Tridactyl has been a decent replacement for Vimperator or Pentadactyl for me since I said goodbye to the XUL extensions. It supports the invocation of external editor (I mean Vim, of course) in its own insert mode pretty well, but the default behavior is to open Vim in a new terminal emulator window. Considering that I’m using
tmux for most of the time, I start to wondering if I could do some tweak with the
editorcmd so that instead of a new terminal emulator window, a termporary tmux window will be opened.
It happens to be the case where I run into the need of using ruby and tk.Anyway, it tooks me a while to figure out how to compile a ruby by using
ruby-build with a brew-installed
Today I come into the situation where I am forced to use Eclipse, one of those huge IDEs that isolate me from the warm terminal world. However, as a user of (neo)vim, nothing can stop me from doing things in a, at least, vim-like environment. At this moment, one tool comes into my mind: Eclim, which I have been wondering about since the time when I was still using Windows XP back in my high school.
Today I managed to set up the Python environment for Neovim, which is a little bit tricky, so I decide to write down the problems I overcame so that someone could be helped to configure these easily.
Today I found an interesting discussion about some interesting statements:
$ echo <(<<<"I am a cool here-string") /dev/fd/11 $ cat <(<<<"I am a cool here-string") I am a cool here-string
To understand how this works, we need to split the statements into pieces.
I am used to use tmux on our server via ssh with the simple but elegant command
ssh blabla@hostname -t tmux, but today I suddenly realized that under my tmux all the Unicode special characters doesn’t display correctly for some reason. If I remembered correctly they did display without any fault just yesterday, but anyway after a few minutes I found (probably) a solution to this problem.
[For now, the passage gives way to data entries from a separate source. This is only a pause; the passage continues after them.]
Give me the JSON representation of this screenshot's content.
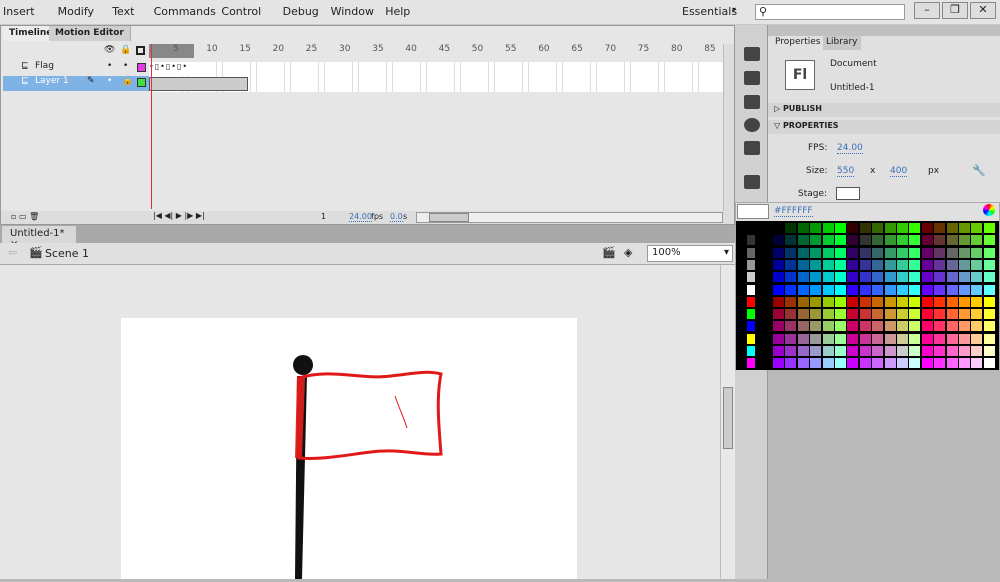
{
  "menu": [
    "Insert",
    "Modify",
    "Text",
    "Commands",
    "Control",
    "Debug",
    "Window",
    "Help"
  ],
  "workspace": "Essentials",
  "search_placeholder": "",
  "timeline": {
    "tabs": [
      "Timeline",
      "Motion Editor"
    ],
    "ruler": [
      "5",
      "10",
      "15",
      "20",
      "25",
      "30",
      "35",
      "40",
      "45",
      "50",
      "55",
      "60",
      "65",
      "70",
      "75",
      "80",
      "85"
    ],
    "layers": [
      {
        "name": "Flag",
        "color": "#e040e0",
        "selected": false
      },
      {
        "name": "Layer 1",
        "color": "#40e040",
        "selected": true
      }
    ],
    "current_frame": "1",
    "fps": "24.00",
    "fps_unit": "fps",
    "time": "0.0",
    "time_unit": "s"
  },
  "doc_tab": "Untitled-1*",
  "scene": "Scene 1",
  "zoom": "100%",
  "panel": {
    "tabs": [
      "Properties",
      "Library"
    ],
    "doc_type": "Document",
    "doc_name": "Untitled-1",
    "logo": "Fl",
    "publish": "PUBLISH",
    "properties": "PROPERTIES",
    "fps_label": "FPS:",
    "fps": "24.00",
    "size_label": "Size:",
    "width": "550",
    "x": "x",
    "height": "400",
    "unit": "px",
    "stage_label": "Stage:"
  },
  "swatch": {
    "hex": "#FFFFFF",
    "left_column": [
      "#000000",
      "#333333",
      "#666666",
      "#999999",
      "#cccccc",
      "#ffffff",
      "#ff0000",
      "#00ff00",
      "#0000ff",
      "#ffff00",
      "#00ffff",
      "#ff00ff"
    ]
  }
}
Everyone likes true color. But the true color support doesn’t come out of the box for most terminal emulators, and some of them are just never going to support it. However, for some of them with some simple tweak true color will just simply be available.
Today I realized that iTunes does not support
*.flac files at all. Stubborn user as I am, NO ONE can force me to get used to their way of doing things. It’s okay for iTunes to only support its own format of lossless music, but I just choose to not use it.
So here is how I tried to get my favorite Foobar2000 to work in osx by using wineskin:
Here I record what I did to install ruby on my macbook.